Synonym(s): haemangioma.
[hemangio- + G. -oma, tumor]


a benign tumor made up of newly formed blood vessels, clustered together. In animals they occur mostly on the skin and in the spleen. In birds, they may be caused by leukosis virus.

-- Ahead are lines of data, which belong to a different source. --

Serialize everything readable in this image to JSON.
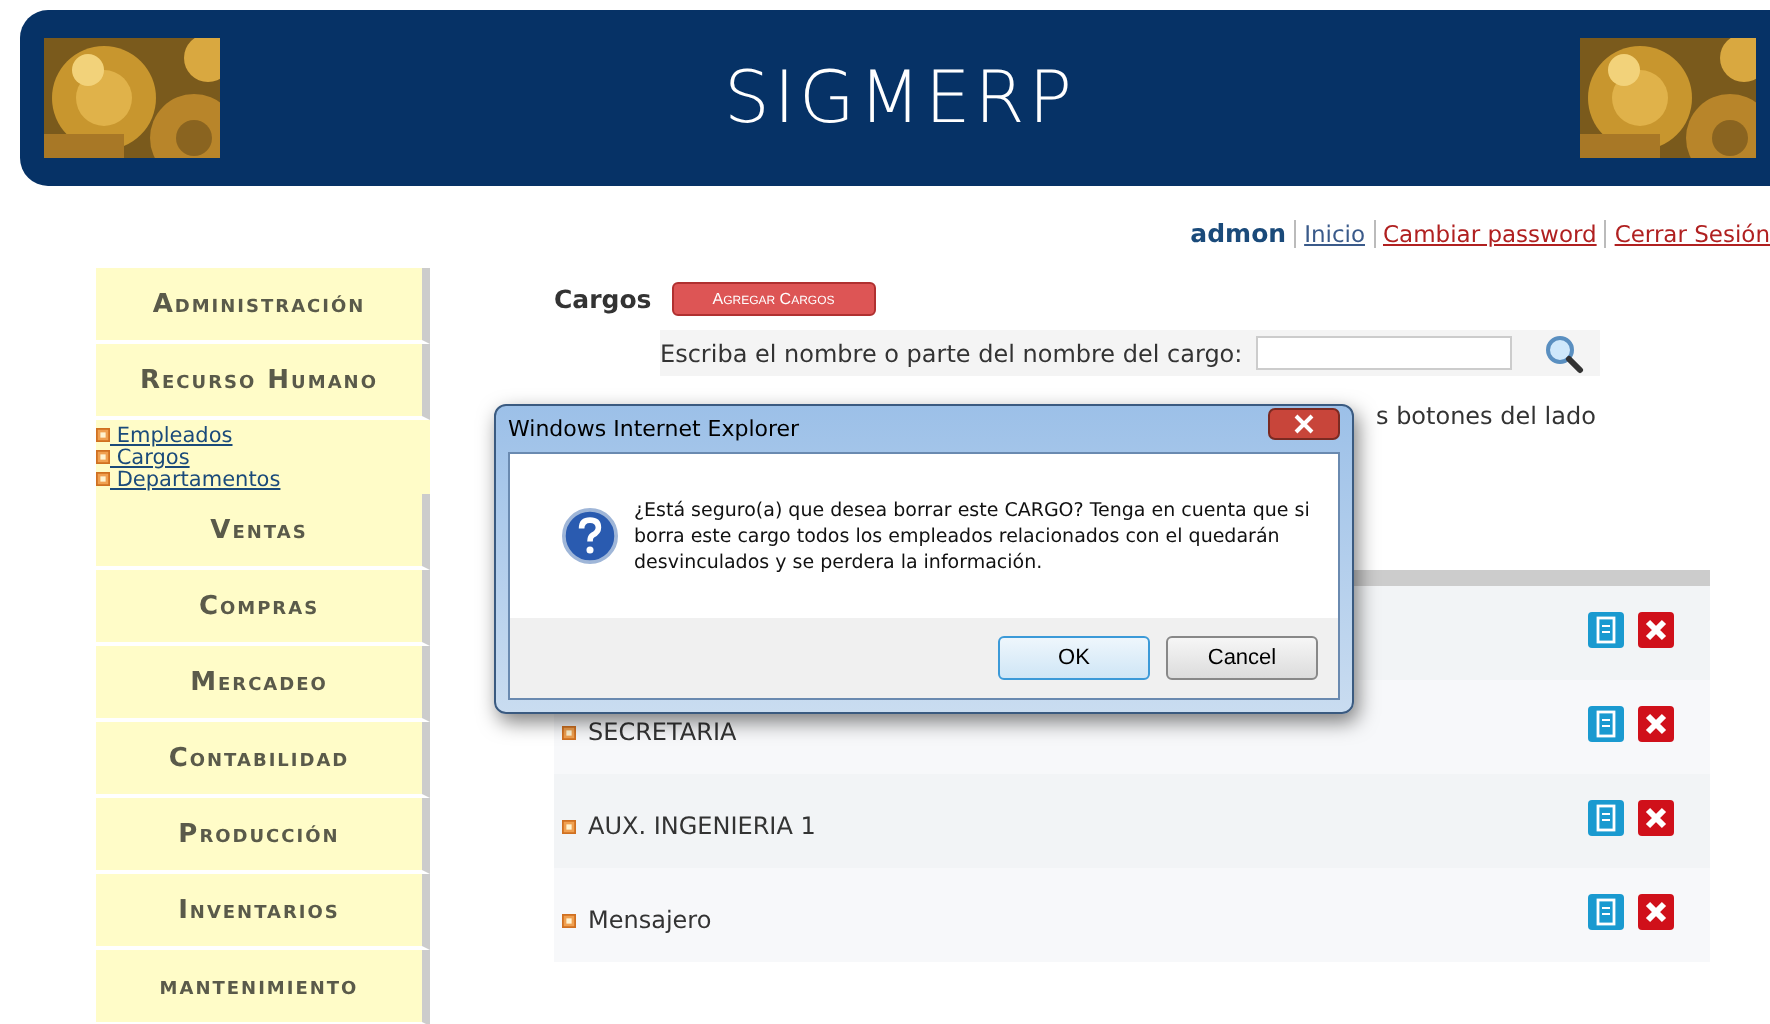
{
  "header": {
    "title": "SIGMERP"
  },
  "user_bar": {
    "user": "admon",
    "links": [
      "Inicio",
      "Cambiar password",
      "Cerrar Sesión"
    ]
  },
  "sidebar": [
    {
      "label": "Administración"
    },
    {
      "label": "Recurso Humano",
      "children": [
        {
          "label": " Empleados"
        },
        {
          "label": " Cargos"
        },
        {
          "label": " Departamentos"
        }
      ]
    },
    {
      "label": "Ventas"
    },
    {
      "label": "Compras"
    },
    {
      "label": "Mercadeo"
    },
    {
      "label": "Contabilidad"
    },
    {
      "label": "Producción"
    },
    {
      "label": "Inventarios"
    },
    {
      "label": "mantenimiento"
    }
  ],
  "page": {
    "title": "Cargos",
    "add_button": "Agregar Cargos",
    "search_label": "Escriba el nombre o parte del nombre del cargo:",
    "hint": "s botones del lado"
  },
  "rows": [
    {},
    {
      "name": "SECRETARIA"
    },
    {
      "name": "AUX. INGENIERIA 1"
    },
    {
      "name": "Mensajero"
    }
  ],
  "dialog": {
    "title": "Windows Internet Explorer",
    "message": "¿Está seguro(a) que desea borrar este CARGO? Tenga en cuenta que si borra este cargo todos los empleados relacionados con el quedarán desvinculados y se perdera la información.",
    "buttons": [
      {
        "label": "OK",
        "selected": true
      },
      {
        "label": "Cancel",
        "selected": false
      }
    ]
  }
}
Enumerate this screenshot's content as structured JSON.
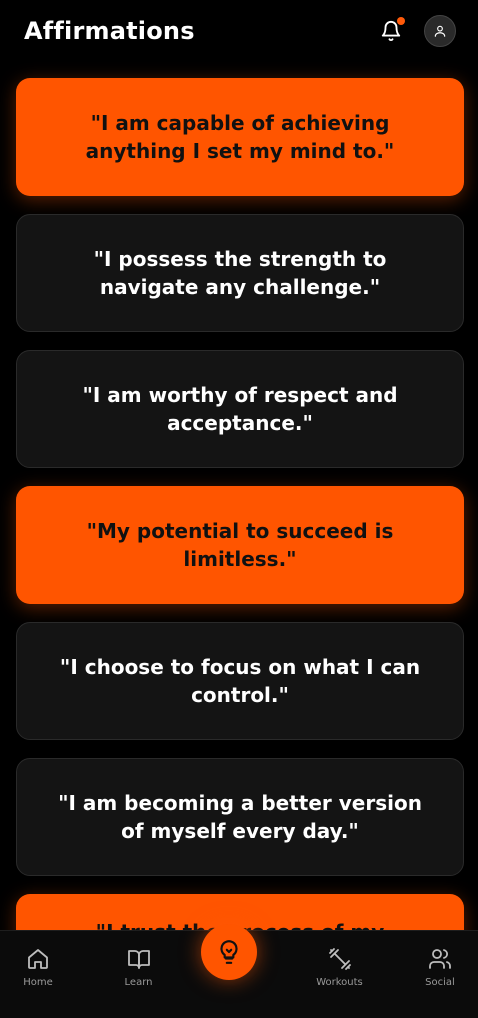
{
  "header": {
    "title": "Affirmations",
    "bell_icon": "bell-icon",
    "profile_icon": "user-icon"
  },
  "colors": {
    "accent": "#ff5500",
    "card_dark": "#141414",
    "background": "#000000"
  },
  "affirmations": [
    {
      "text": "\"I am capable of achieving anything I set my mind to.\"",
      "style": "accent"
    },
    {
      "text": "\"I possess the strength to navigate any challenge.\"",
      "style": "dark"
    },
    {
      "text": "\"I am worthy of respect and acceptance.\"",
      "style": "dark"
    },
    {
      "text": "\"My potential to succeed is limitless.\"",
      "style": "accent"
    },
    {
      "text": "\"I choose to focus on what I can control.\"",
      "style": "dark"
    },
    {
      "text": "\"I am becoming a better version of myself every day.\"",
      "style": "dark"
    },
    {
      "text": "\"I trust the process of my",
      "style": "accent"
    }
  ],
  "nav": {
    "home": "Home",
    "learn": "Learn",
    "workouts": "Workouts",
    "social": "Social",
    "center_icon": "lightbulb-icon"
  }
}
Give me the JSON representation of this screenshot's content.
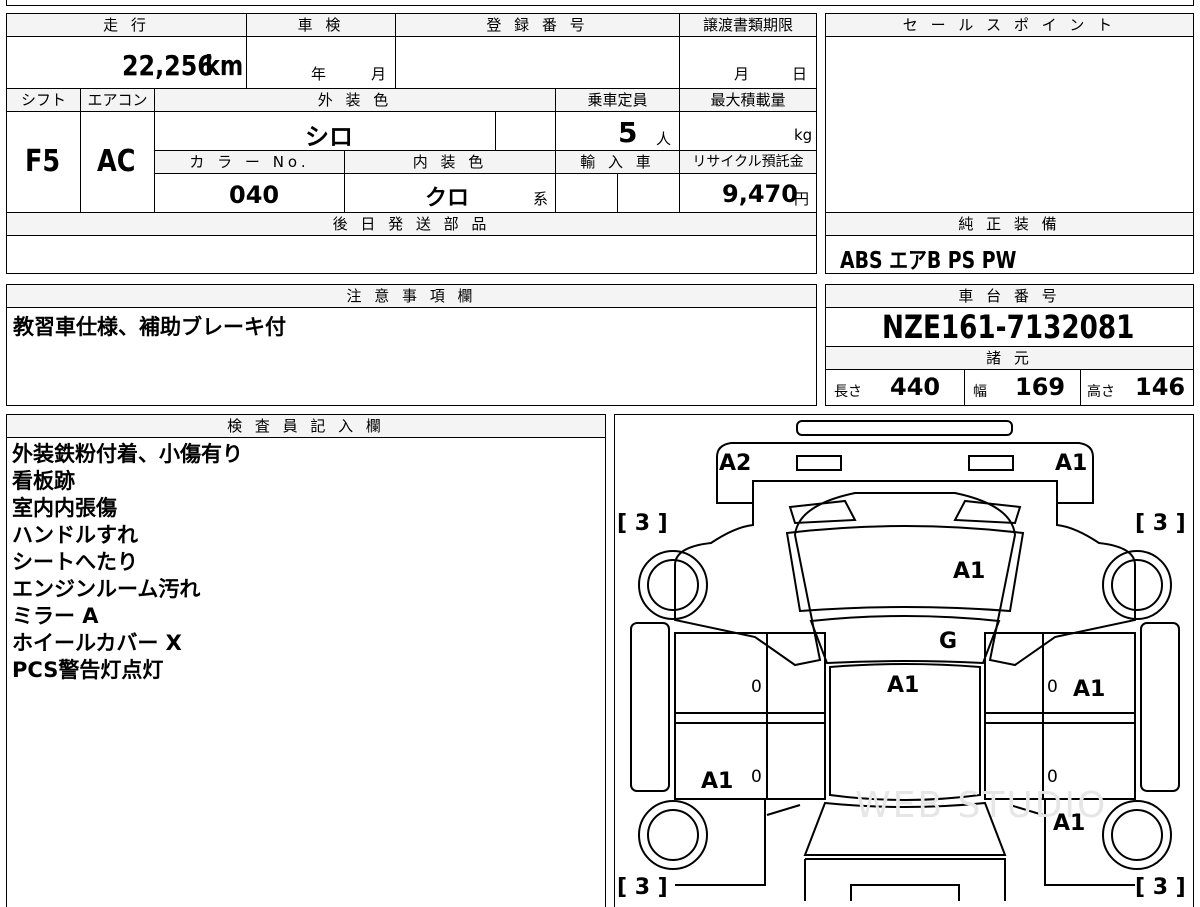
{
  "header": {
    "mileage_label": "走 行",
    "inspection_label": "車 検",
    "registration_label": "登 録 番 号",
    "transfer_deadline_label": "譲渡書類期限",
    "sales_point_label": "セ ー ル ス ポ イ ン ト"
  },
  "vehicle": {
    "mileage_value": "22,256",
    "mileage_unit": "km",
    "inspection_year_unit": "年",
    "inspection_month_unit": "月",
    "transfer_month_unit": "月",
    "transfer_day_unit": "日",
    "shift_label": "シフト",
    "aircon_label": "エアコン",
    "exterior_color_label": "外 装 色",
    "capacity_label": "乗車定員",
    "max_load_label": "最大積載量",
    "shift_value": "F5",
    "aircon_value": "AC",
    "exterior_color_value": "シロ",
    "capacity_value": "5",
    "capacity_unit": "人",
    "max_load_unit": "kg",
    "color_no_label": "カ ラ ー No.",
    "interior_color_label": "内 装 色",
    "import_label": "輸 入 車",
    "recycle_label": "リサイクル預託金",
    "color_no_value": "040",
    "interior_color_value": "クロ",
    "interior_color_suffix": "系",
    "recycle_value": "9,470",
    "recycle_unit": "円",
    "later_parts_label": "後 日 発 送 部 品",
    "genuine_equipment_label": "純 正 装 備",
    "genuine_equipment_value": "ABS エアB PS PW",
    "notes_label": "注 意 事 項 欄",
    "notes_value": "教習車仕様、補助ブレーキ付",
    "chassis_label": "車 台 番 号",
    "chassis_value": "NZE161-7132081",
    "specs_label": "諸 元",
    "length_label": "長さ",
    "length_value": "440",
    "width_label": "幅",
    "width_value": "169",
    "height_label": "高さ",
    "height_value": "146"
  },
  "inspector": {
    "label": "検 査 員 記 入 欄",
    "lines": [
      "外装鉄粉付着、小傷有り",
      "看板跡",
      "室内内張傷",
      "ハンドルすれ",
      "シートへたり",
      "エンジンルーム汚れ",
      "ミラー A",
      "ホイールカバー X",
      "PCS警告灯点灯"
    ]
  },
  "diagram": {
    "marks": {
      "front_left": "A2",
      "front_right": "A1",
      "bonnet": "A1",
      "windshield": "G",
      "roof": "A1",
      "right_front_door": "A1",
      "left_rear": "A1",
      "right_rear": "A1"
    },
    "door_zeros": [
      "0",
      "0",
      "0",
      "0"
    ],
    "tire_tread": [
      "[ 3 ]",
      "[ 3 ]",
      "[ 3 ]",
      "[ 3 ]"
    ],
    "watermark": "WEB STUDIO"
  }
}
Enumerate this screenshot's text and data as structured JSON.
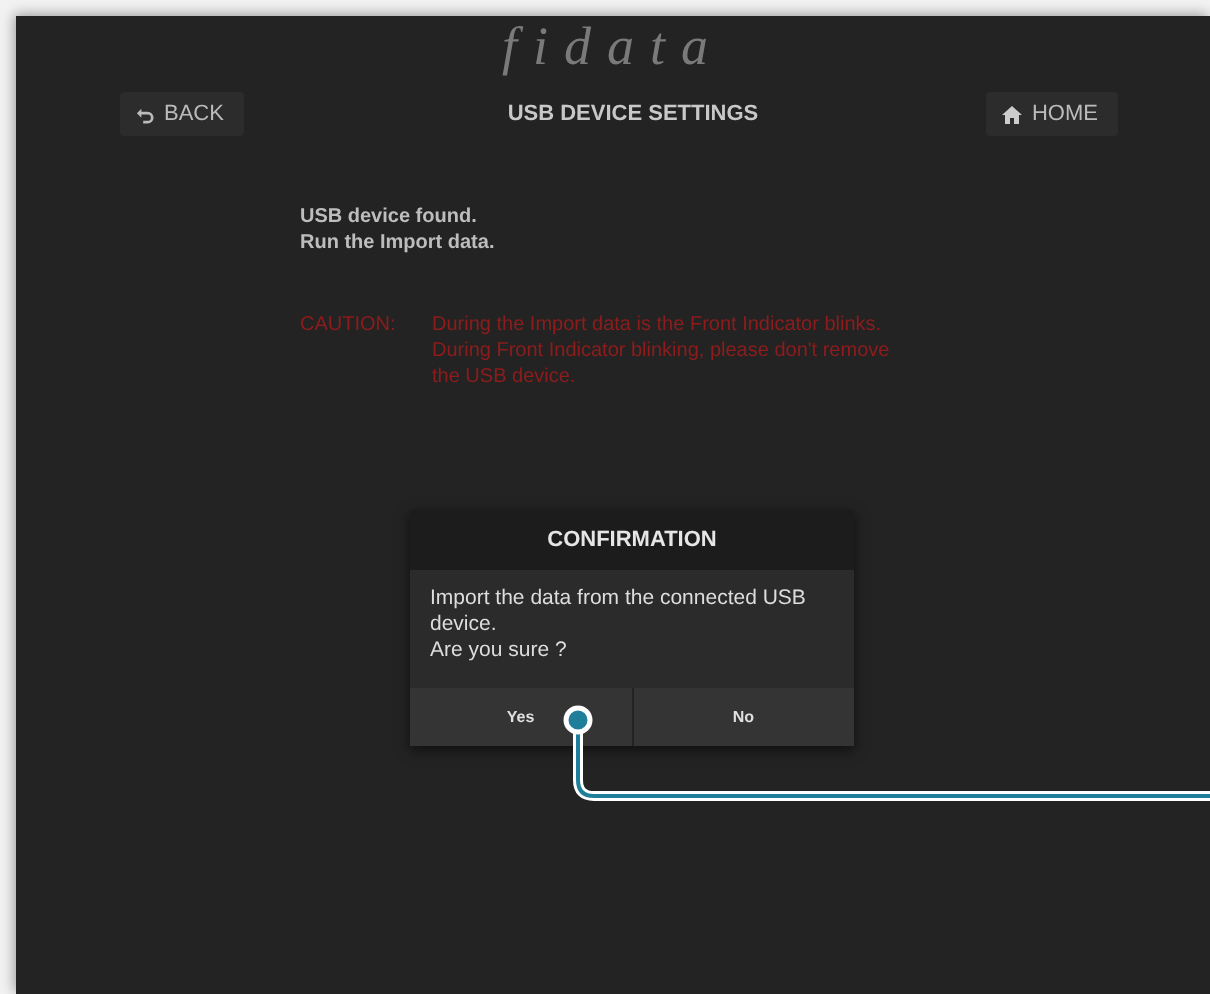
{
  "logo": "fidata",
  "header": {
    "back_button": "BACK",
    "title": "USB DEVICE SETTINGS",
    "home_button": "HOME"
  },
  "message": [
    "USB device found.",
    "Run the Import data."
  ],
  "caution": {
    "label": "CAUTION:",
    "text": "During the Import data is the Front Indicator blinks.\nDuring Front Indicator blinking, please don't remove\nthe USB device."
  },
  "dialog": {
    "title": "CONFIRMATION",
    "message": "Import the data from the connected USB\ndevice.\nAre you sure ?",
    "buttons": [
      "Yes",
      "No"
    ]
  }
}
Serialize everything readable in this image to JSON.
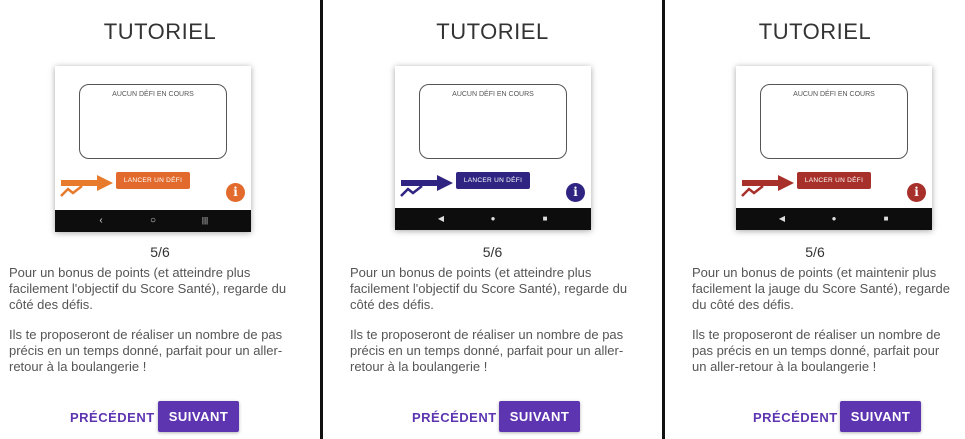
{
  "panels": [
    {
      "title": "TUTORIEL",
      "phone": {
        "challenge_text": "AUCUN DÉFI EN COURS",
        "lancer_label": "LANCER UN DÉFI",
        "info_glyph": "i",
        "accent_color": "#e87a2c",
        "button_color": "#e26a2c",
        "nav_icons": [
          "‹",
          "○",
          "|||"
        ]
      },
      "step": "5/6",
      "paragraph1": "Pour un bonus de points (et atteindre plus facilement l'objectif du Score Santé), regarde du côté des défis.",
      "paragraph2": "Ils te proposeront de réaliser un nombre de pas précis en un temps donné, parfait pour un aller-retour à la boulangerie !",
      "prev_label": "PRÉCÉDENT",
      "next_label": "SUIVANT"
    },
    {
      "title": "TUTORIEL",
      "phone": {
        "challenge_text": "AUCUN DÉFI EN COURS",
        "lancer_label": "LANCER UN DÉFI",
        "info_glyph": "i",
        "accent_color": "#2f2481",
        "button_color": "#2f2481",
        "nav_icons": [
          "◀",
          "●",
          "■"
        ]
      },
      "step": "5/6",
      "paragraph1": "Pour un bonus de points (et atteindre plus facilement l'objectif du Score Santé), regarde du côté des défis.",
      "paragraph2": "Ils te proposeront de réaliser un nombre de pas précis en un temps donné, parfait pour un aller-retour à la boulangerie !",
      "prev_label": "PRÉCÉDENT",
      "next_label": "SUIVANT"
    },
    {
      "title": "TUTORIEL",
      "phone": {
        "challenge_text": "AUCUN DÉFI EN COURS",
        "lancer_label": "LANCER UN DÉFI",
        "info_glyph": "i",
        "accent_color": "#a8302a",
        "button_color": "#a8302a",
        "nav_icons": [
          "◀",
          "●",
          "■"
        ]
      },
      "step": "5/6",
      "paragraph1": "Pour un bonus de points (et maintenir plus facilement la jauge du Score Santé), regarde du côté des défis.",
      "paragraph2": "Ils te proposeront de réaliser un nombre de pas précis en un temps donné, parfait pour un aller-retour à la boulangerie !",
      "prev_label": "PRÉCÉDENT",
      "next_label": "SUIVANT"
    }
  ],
  "colors": {
    "primary": "#5e35b1",
    "divider": "#111111"
  }
}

See also bovine cutaneous angiomatosis, hemangiomatosis, telangiectasia.

disseminated cavernous hemangioma
multiple, small hemangiomatous tumors found in skin and internal organs; in calves and pigs rarely.
verrucous hemangioma
hemangioma in superficial dermis; induce epithelial hyperplasia.
References in periodicals archive ?
In this study, overall, this distinct subtype of hemangioma is probably not as unusual as was initially believed.
Before and after the propranolol treatment, hemangioma tissues were collected from the patients.
Some of the first natural history studies on hemangiomas were done in the early 1960s, establishing that many lesions had a typical clinical course of fairly rapid growth, plateau, and involution over time.
Hematoxylin and eosin-stained section of excised lesion consists of mostly dilated vascular channels admixed with benign glands and overlying respiratory mucosa, consistent with a laryngeal hemangioma.
Intramuscular hemangioma is a benign vascular tumor that generally occurs in the extremities and chest wall, rarely appearing in the head and neck region (1, 2).
Drolet said she considers treatment if hemangioma threatens a vital function (hearing, sight, breathing) or can lead to pain, infection, or scarring.
La presencia de hemangioma facial extenso asociado al menos a una malformacion de arterias cerebrales, cardiovascular, malformaciones en fosa posterior de cerebro o de ojo establece el diagnostico de PHACE (1,2).
Practical Lessons from the Small Bowel Bleeding Lesions: A Case Report on Small Bowel Cavernous Hemangioma.
Final pathology was determined to be synovial hemangioma (Fig.
CLASSIFICATION OF VASCULAR ANOMALIES Vascular tumors Vascular malformations Slow-flow Infantile hemangioma Capillary malformations Congenita] hemangioma Venous malformations Tufted angioma Lymphatic malformations Kaposiform Fast-flow hcrnangiocndoi helioma Arteriovenous malformations OLD VERSUS CURRENT NOMENCLATURE FOR DESCRIBING HEMANGIOMA TYPES: Old nomenclature New nomenclature Strawberry or capillary hemangioma Superficial hemangioma Cavernous hemangioma Deep hemangioma Capillary cavernous hemangioma Compound hemangioma
3 The diagnosis of PHACE syndrome requires presence of a facial hemangioma > 5cm plus one major criterion or two minor criteria (Table 1).
Low birth weight, prematurity, and being female and of non-Hispanic white race are some of the infant risk factors known to be associated with infantile hemangioma, but maternal risk factors in the development of infantile hemangioma are less clear, according to the researchers from the Mayo Clinic, Rochester, Minn.